■ **THE PROBLEM**
What you return must be every line below that includes the word "dock".

Start of SOURCE MATERIAL

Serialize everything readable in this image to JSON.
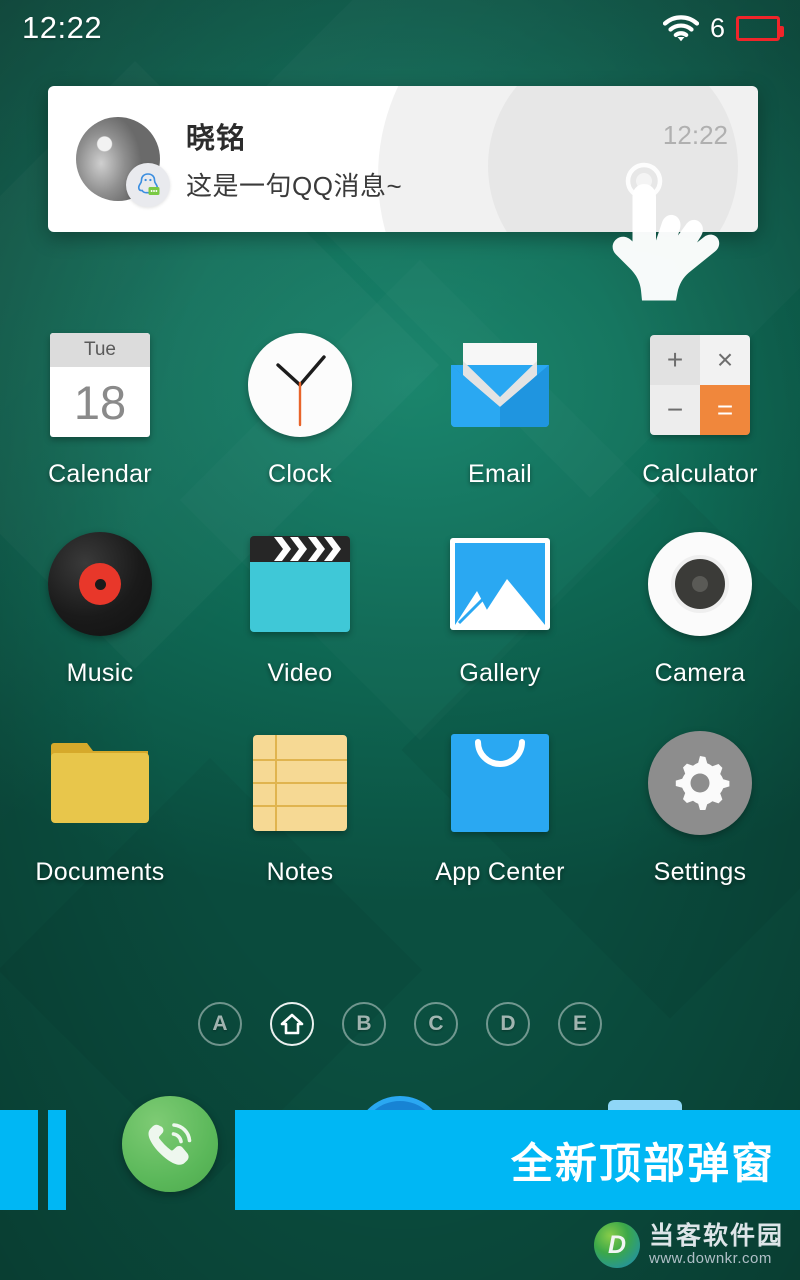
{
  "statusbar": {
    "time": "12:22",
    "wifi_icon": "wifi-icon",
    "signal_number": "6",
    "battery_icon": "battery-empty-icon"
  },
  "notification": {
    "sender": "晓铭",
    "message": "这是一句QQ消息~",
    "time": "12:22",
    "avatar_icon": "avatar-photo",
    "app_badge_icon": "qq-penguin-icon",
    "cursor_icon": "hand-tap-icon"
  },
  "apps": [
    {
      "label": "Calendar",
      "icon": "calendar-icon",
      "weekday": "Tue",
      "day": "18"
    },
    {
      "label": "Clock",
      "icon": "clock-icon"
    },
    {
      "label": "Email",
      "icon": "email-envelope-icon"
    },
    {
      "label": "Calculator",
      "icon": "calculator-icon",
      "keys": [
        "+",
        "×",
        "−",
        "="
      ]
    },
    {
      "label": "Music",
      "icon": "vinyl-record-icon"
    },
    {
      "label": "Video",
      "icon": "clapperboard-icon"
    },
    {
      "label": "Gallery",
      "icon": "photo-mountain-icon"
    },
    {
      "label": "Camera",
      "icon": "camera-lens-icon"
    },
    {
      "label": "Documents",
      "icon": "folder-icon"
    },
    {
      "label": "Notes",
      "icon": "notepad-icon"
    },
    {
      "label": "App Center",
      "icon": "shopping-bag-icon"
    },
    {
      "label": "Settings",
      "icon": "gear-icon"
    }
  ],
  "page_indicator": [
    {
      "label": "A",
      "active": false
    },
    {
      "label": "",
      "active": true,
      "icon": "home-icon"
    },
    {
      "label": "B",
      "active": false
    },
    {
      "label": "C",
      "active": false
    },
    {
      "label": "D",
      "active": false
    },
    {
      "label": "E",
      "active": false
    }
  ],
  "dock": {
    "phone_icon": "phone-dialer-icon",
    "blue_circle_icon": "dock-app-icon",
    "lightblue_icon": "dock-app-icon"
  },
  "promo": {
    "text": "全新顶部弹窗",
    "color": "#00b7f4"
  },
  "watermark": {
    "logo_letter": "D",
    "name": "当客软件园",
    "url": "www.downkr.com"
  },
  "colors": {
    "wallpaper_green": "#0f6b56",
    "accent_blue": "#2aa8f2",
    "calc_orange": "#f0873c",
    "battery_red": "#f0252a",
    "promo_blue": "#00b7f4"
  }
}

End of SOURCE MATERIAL

■ **YOUR RESPONSE**
  "dock": {
    "blue_circle_icon": "dock-app-icon",
    "lightblue_icon": "dock-app-icon"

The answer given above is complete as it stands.